Dataset rows for apps and sites
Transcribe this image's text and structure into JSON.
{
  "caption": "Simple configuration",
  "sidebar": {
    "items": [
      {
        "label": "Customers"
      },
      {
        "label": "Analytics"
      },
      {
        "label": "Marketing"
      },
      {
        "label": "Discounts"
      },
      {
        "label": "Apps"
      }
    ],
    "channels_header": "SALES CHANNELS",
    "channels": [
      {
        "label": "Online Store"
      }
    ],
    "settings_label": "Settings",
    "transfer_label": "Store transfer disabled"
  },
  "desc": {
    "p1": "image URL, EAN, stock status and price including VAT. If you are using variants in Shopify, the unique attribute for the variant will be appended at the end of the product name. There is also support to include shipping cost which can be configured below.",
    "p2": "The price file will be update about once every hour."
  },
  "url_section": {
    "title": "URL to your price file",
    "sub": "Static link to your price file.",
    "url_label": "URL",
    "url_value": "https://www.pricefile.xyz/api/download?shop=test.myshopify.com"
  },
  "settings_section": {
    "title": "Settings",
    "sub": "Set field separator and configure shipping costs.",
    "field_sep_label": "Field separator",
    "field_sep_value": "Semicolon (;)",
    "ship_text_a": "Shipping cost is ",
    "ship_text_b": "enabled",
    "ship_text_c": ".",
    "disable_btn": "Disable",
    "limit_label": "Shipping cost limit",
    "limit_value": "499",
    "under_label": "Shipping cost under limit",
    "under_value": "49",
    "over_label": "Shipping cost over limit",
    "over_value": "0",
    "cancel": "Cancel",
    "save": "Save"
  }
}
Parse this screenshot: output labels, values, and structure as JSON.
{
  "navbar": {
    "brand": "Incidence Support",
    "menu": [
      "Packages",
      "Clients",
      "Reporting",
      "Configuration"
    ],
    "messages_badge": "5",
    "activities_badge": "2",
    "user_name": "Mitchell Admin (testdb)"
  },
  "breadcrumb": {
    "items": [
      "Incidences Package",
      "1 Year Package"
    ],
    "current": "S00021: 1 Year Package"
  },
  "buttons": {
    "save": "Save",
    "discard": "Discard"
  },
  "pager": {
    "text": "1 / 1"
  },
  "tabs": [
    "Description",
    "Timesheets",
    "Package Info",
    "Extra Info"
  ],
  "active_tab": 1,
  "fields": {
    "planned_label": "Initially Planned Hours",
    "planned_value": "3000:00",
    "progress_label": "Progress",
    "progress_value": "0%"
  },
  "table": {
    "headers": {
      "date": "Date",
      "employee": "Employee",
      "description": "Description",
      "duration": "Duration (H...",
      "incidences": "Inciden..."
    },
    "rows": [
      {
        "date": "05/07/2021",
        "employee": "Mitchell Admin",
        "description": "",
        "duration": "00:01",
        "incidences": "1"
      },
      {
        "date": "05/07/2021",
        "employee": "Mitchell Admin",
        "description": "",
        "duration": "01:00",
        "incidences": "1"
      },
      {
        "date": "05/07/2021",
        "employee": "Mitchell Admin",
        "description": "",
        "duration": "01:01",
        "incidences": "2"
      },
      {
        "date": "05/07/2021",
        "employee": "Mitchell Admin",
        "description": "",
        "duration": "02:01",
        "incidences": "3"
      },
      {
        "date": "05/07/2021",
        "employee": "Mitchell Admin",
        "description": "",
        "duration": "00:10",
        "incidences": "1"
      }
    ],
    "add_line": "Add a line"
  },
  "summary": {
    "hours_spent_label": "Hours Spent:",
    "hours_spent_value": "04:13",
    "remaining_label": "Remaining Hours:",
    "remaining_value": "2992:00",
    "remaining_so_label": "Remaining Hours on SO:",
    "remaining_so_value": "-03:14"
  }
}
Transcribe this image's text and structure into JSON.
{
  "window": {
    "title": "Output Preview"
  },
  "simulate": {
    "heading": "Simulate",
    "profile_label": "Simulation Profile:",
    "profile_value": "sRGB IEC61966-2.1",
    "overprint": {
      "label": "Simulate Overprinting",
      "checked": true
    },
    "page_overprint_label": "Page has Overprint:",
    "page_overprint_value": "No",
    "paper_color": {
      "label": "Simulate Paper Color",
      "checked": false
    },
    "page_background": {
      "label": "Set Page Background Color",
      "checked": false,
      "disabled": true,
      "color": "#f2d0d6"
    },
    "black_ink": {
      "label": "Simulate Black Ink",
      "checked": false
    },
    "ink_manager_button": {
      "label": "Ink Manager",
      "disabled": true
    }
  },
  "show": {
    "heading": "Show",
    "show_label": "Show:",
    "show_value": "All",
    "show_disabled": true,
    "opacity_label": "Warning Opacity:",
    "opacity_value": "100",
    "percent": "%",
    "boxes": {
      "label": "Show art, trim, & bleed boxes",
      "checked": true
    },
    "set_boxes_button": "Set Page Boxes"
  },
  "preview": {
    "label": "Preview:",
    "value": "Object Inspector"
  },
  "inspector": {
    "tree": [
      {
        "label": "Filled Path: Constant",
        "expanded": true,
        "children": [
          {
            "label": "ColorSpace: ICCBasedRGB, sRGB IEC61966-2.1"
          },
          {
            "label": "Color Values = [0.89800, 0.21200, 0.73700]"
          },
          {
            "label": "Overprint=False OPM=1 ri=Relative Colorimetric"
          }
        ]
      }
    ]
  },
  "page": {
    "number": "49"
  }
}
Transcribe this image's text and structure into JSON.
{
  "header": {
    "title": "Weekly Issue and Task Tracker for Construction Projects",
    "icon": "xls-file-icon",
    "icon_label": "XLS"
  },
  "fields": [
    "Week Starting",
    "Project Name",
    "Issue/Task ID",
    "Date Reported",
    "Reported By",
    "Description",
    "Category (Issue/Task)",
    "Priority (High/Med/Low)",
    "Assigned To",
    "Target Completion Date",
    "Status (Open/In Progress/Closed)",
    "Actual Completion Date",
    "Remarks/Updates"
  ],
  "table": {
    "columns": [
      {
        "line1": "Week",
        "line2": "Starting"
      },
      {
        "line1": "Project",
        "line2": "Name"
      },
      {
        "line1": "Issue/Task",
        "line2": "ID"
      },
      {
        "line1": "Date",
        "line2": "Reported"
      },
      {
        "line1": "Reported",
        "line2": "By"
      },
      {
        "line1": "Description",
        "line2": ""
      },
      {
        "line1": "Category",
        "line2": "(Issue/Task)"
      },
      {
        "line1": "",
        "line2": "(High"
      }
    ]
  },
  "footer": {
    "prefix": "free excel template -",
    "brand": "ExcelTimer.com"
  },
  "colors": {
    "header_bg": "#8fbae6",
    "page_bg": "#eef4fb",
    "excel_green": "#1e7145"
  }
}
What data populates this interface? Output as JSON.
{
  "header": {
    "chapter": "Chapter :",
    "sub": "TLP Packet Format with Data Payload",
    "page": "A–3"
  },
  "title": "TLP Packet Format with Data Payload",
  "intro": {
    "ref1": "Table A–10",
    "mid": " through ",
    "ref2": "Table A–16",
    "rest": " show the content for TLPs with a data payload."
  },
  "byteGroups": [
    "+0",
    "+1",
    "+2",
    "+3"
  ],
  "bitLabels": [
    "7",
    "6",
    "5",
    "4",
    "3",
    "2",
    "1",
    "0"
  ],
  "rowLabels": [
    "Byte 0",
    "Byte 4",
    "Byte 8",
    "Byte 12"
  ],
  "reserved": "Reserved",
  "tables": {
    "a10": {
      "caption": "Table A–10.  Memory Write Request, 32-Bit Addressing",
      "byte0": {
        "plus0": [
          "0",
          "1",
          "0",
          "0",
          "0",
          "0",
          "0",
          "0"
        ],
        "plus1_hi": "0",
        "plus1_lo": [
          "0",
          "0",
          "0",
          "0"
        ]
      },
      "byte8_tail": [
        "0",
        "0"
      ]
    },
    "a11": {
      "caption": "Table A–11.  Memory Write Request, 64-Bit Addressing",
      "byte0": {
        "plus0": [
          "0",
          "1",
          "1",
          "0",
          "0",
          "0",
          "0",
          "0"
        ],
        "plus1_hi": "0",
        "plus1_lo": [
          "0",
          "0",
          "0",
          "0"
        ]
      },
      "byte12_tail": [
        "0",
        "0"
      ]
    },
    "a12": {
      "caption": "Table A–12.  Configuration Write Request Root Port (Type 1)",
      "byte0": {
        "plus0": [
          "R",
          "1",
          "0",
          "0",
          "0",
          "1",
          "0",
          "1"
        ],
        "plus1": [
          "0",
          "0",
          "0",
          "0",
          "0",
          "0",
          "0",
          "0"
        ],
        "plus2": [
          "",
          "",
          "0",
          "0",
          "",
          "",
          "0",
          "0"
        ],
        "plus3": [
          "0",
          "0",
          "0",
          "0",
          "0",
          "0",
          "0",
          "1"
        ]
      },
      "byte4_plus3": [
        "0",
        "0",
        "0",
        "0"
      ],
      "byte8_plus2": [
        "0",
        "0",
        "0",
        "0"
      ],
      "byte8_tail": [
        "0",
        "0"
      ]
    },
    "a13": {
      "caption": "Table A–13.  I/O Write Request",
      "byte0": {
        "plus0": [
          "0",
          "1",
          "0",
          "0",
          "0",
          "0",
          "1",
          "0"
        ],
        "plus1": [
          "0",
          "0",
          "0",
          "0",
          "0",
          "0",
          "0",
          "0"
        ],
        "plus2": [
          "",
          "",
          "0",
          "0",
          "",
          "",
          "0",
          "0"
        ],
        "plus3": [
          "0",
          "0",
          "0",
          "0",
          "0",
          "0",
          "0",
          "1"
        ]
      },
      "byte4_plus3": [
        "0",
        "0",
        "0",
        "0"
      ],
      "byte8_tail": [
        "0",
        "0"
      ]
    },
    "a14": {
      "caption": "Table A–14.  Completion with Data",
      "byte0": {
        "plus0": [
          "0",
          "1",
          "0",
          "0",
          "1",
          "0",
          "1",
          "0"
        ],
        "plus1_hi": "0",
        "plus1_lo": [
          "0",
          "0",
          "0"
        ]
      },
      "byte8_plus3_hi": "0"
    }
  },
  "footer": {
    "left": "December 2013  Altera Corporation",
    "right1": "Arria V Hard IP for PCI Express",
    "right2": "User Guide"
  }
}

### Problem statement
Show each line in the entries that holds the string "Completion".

### Result
    "Target Completion Date",
    "Actual Completion Date",
      "caption": "Table A–14.  Completion with Data",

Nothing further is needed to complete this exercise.